| Excerpted records |
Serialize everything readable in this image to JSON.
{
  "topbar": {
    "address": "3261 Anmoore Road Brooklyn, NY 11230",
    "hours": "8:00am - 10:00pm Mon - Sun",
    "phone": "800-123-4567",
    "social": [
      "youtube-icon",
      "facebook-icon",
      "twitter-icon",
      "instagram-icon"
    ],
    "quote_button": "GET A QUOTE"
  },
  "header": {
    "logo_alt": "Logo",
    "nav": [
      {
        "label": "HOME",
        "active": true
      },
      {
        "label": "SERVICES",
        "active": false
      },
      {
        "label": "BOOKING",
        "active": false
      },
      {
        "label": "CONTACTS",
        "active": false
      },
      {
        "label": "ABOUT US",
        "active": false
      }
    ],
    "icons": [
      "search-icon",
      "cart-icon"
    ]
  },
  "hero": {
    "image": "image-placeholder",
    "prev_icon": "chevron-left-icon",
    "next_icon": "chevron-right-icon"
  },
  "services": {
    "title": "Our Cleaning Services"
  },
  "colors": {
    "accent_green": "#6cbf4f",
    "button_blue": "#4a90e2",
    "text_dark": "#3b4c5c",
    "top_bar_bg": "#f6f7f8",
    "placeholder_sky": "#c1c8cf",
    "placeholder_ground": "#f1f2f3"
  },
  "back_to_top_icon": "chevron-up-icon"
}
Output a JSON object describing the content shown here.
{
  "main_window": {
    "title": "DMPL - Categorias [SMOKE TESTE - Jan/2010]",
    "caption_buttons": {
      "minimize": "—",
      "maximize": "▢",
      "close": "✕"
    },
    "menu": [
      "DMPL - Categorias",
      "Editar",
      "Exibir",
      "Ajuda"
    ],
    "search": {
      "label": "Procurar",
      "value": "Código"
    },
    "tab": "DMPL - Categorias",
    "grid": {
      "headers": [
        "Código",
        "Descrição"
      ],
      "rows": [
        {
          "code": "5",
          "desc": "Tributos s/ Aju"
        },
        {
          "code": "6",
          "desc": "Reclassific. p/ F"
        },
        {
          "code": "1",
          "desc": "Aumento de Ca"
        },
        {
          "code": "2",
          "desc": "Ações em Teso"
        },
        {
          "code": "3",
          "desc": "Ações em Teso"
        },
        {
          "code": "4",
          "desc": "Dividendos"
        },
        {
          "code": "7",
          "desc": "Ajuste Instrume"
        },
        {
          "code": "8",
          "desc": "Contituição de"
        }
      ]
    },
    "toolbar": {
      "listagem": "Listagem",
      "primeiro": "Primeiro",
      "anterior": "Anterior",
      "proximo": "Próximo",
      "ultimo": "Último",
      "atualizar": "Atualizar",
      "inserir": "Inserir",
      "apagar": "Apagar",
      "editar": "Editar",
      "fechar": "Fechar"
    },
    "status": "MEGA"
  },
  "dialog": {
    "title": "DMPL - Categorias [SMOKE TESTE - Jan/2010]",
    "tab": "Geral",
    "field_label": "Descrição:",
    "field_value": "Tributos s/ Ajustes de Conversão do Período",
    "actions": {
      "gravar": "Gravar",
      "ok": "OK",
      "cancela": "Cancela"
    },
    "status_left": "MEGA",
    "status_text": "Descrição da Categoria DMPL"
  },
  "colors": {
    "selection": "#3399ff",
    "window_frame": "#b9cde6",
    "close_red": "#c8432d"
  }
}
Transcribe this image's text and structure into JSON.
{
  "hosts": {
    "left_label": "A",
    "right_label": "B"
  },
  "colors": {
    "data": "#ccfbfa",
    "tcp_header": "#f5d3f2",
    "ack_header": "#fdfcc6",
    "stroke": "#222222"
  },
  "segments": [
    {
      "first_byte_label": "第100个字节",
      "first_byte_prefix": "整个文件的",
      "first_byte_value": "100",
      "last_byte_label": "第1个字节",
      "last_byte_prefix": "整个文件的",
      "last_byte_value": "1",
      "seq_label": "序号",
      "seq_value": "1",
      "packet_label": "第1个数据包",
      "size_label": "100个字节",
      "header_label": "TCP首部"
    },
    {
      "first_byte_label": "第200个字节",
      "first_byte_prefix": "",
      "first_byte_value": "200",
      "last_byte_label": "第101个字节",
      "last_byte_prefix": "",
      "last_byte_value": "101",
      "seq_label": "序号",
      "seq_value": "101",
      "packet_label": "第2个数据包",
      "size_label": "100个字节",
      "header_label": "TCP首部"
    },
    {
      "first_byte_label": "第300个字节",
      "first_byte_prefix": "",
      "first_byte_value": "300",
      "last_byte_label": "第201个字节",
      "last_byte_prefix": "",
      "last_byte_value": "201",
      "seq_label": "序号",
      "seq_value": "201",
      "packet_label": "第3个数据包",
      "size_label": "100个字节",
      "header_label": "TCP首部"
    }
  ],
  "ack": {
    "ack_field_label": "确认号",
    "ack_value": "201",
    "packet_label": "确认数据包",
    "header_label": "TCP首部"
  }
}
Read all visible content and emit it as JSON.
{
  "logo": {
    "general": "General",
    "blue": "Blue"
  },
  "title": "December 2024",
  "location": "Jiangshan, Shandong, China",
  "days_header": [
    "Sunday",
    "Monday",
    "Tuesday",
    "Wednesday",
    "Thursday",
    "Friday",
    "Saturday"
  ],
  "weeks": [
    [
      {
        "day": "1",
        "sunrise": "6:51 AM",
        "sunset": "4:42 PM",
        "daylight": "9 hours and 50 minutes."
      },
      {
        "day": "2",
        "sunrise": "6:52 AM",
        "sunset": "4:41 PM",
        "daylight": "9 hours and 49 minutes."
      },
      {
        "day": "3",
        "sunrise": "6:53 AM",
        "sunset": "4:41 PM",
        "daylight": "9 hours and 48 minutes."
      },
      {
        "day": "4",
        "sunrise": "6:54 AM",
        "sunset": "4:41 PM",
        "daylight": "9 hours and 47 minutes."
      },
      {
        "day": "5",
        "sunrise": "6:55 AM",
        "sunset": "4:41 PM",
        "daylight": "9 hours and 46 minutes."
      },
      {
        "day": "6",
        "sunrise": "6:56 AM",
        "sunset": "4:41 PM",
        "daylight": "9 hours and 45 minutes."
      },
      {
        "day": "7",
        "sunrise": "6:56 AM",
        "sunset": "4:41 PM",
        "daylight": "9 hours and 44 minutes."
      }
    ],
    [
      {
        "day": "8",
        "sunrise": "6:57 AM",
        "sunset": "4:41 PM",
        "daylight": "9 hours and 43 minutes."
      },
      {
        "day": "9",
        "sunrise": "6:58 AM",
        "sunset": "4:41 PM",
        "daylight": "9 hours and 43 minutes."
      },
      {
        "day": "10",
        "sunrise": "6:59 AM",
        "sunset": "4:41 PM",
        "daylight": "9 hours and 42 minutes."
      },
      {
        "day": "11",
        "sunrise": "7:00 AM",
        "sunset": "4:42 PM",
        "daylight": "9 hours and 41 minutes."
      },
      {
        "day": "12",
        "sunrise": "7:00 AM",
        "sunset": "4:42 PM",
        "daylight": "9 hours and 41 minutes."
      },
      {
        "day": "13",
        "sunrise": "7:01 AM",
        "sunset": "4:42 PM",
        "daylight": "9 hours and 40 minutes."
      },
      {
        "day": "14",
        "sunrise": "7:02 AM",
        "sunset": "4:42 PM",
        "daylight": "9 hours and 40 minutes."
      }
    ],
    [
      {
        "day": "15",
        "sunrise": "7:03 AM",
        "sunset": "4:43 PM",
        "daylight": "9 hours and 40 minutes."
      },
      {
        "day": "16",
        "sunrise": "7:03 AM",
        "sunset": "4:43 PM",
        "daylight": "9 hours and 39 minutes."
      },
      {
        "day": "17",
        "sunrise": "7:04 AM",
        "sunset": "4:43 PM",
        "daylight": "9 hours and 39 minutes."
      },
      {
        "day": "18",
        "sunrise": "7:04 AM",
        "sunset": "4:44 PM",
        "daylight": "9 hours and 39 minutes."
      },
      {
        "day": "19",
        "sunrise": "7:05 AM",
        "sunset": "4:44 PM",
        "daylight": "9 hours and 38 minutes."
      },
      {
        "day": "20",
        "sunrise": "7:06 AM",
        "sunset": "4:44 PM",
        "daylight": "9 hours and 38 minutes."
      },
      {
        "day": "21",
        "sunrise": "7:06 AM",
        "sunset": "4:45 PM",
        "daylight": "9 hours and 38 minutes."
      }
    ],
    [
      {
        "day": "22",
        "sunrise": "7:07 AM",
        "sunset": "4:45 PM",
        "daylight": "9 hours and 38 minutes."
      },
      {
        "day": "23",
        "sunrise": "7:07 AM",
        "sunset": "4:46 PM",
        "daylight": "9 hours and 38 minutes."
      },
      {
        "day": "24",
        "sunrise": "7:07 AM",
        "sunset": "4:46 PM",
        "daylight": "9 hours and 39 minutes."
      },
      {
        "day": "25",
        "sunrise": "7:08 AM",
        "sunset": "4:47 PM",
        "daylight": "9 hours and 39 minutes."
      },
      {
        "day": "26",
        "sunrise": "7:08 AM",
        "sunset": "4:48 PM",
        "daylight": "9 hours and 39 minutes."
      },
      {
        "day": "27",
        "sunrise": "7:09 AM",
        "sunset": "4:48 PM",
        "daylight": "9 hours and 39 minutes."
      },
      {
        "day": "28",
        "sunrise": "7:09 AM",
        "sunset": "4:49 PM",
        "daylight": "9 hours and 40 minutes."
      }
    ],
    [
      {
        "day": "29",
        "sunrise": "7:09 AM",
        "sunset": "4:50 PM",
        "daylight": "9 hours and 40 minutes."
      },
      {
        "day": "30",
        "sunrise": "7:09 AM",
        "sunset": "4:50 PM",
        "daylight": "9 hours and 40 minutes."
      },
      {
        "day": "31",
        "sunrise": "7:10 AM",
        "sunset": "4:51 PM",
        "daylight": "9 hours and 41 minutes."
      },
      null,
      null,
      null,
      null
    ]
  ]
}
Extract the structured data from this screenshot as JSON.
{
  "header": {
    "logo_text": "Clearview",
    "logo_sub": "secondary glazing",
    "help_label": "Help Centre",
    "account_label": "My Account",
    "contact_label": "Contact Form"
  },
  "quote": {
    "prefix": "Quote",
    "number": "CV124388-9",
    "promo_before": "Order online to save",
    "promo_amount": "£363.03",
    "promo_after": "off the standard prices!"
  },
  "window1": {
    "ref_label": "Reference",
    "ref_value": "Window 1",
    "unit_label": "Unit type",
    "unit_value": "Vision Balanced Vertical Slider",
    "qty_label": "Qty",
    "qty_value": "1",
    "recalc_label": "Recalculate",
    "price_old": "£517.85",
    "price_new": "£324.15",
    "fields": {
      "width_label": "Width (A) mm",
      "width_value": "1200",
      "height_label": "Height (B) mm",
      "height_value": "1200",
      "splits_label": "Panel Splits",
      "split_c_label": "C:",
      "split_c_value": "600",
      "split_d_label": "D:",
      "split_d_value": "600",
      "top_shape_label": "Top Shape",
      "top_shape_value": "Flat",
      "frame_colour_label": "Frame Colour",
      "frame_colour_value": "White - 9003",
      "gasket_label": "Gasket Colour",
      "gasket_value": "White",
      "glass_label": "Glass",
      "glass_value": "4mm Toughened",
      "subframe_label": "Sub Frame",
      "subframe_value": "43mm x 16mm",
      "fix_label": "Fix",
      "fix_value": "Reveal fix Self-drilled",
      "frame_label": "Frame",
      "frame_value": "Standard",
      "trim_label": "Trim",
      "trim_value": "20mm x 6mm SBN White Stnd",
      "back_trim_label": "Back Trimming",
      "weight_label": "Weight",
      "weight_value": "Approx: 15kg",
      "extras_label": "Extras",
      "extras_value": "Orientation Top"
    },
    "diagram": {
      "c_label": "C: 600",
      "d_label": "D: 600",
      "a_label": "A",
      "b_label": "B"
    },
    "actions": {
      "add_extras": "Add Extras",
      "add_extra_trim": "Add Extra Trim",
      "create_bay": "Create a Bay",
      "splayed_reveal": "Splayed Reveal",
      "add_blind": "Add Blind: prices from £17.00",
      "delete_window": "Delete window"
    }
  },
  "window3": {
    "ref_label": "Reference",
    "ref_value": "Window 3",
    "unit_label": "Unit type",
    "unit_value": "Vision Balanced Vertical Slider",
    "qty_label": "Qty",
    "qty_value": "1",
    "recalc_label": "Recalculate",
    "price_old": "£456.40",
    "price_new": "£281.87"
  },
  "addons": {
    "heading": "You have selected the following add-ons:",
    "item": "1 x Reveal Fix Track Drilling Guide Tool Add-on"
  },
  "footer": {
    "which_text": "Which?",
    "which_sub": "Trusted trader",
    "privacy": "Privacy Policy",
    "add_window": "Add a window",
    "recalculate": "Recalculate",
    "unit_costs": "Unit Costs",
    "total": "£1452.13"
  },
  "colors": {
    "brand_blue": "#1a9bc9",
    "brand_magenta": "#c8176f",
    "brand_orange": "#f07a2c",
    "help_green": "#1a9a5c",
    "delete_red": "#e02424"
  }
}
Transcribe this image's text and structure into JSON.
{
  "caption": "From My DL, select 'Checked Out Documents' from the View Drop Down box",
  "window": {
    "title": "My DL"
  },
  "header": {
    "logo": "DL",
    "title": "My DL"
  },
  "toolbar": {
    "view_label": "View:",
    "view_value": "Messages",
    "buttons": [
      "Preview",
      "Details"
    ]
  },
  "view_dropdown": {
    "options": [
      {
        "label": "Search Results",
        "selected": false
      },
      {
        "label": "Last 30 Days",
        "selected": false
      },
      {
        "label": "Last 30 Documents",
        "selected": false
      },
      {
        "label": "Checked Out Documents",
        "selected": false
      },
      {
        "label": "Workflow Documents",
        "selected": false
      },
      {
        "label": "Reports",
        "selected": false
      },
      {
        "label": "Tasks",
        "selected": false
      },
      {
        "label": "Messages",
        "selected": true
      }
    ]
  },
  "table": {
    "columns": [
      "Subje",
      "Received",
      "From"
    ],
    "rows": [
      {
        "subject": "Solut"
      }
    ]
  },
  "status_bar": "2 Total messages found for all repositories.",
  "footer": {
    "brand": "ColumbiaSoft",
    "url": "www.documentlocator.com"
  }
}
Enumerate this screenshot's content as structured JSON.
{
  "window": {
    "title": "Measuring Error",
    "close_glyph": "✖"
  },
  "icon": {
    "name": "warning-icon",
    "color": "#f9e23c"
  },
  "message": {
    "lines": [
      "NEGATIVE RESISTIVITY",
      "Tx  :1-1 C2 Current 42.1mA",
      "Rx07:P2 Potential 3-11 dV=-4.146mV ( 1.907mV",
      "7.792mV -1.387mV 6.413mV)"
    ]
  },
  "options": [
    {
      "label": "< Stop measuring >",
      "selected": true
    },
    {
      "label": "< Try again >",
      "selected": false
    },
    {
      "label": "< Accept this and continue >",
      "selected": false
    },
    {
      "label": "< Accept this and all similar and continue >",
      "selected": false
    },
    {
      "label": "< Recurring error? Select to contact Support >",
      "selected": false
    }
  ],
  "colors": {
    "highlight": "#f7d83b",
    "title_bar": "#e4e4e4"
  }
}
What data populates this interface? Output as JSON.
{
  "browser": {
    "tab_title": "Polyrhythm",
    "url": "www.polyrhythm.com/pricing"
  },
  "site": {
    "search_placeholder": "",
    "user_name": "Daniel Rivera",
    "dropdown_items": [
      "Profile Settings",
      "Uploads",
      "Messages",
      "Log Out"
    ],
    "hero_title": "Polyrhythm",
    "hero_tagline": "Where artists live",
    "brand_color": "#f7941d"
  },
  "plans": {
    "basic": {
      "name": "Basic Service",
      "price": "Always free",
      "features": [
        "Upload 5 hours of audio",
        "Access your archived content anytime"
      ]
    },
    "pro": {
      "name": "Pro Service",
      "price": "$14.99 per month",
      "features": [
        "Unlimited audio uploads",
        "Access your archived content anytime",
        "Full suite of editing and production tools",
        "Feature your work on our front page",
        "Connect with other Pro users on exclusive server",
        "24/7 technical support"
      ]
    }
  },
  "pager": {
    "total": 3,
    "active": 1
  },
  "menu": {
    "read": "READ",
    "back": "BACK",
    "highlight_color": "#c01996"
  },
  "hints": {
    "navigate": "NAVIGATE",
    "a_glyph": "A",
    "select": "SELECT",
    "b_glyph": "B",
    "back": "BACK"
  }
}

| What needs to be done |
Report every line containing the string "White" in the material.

| Reply to the exercise |
      "frame_colour_value": "White - 9003",
      "gasket_value": "White",
      "trim_value": "20mm x 6mm SBN White Stnd",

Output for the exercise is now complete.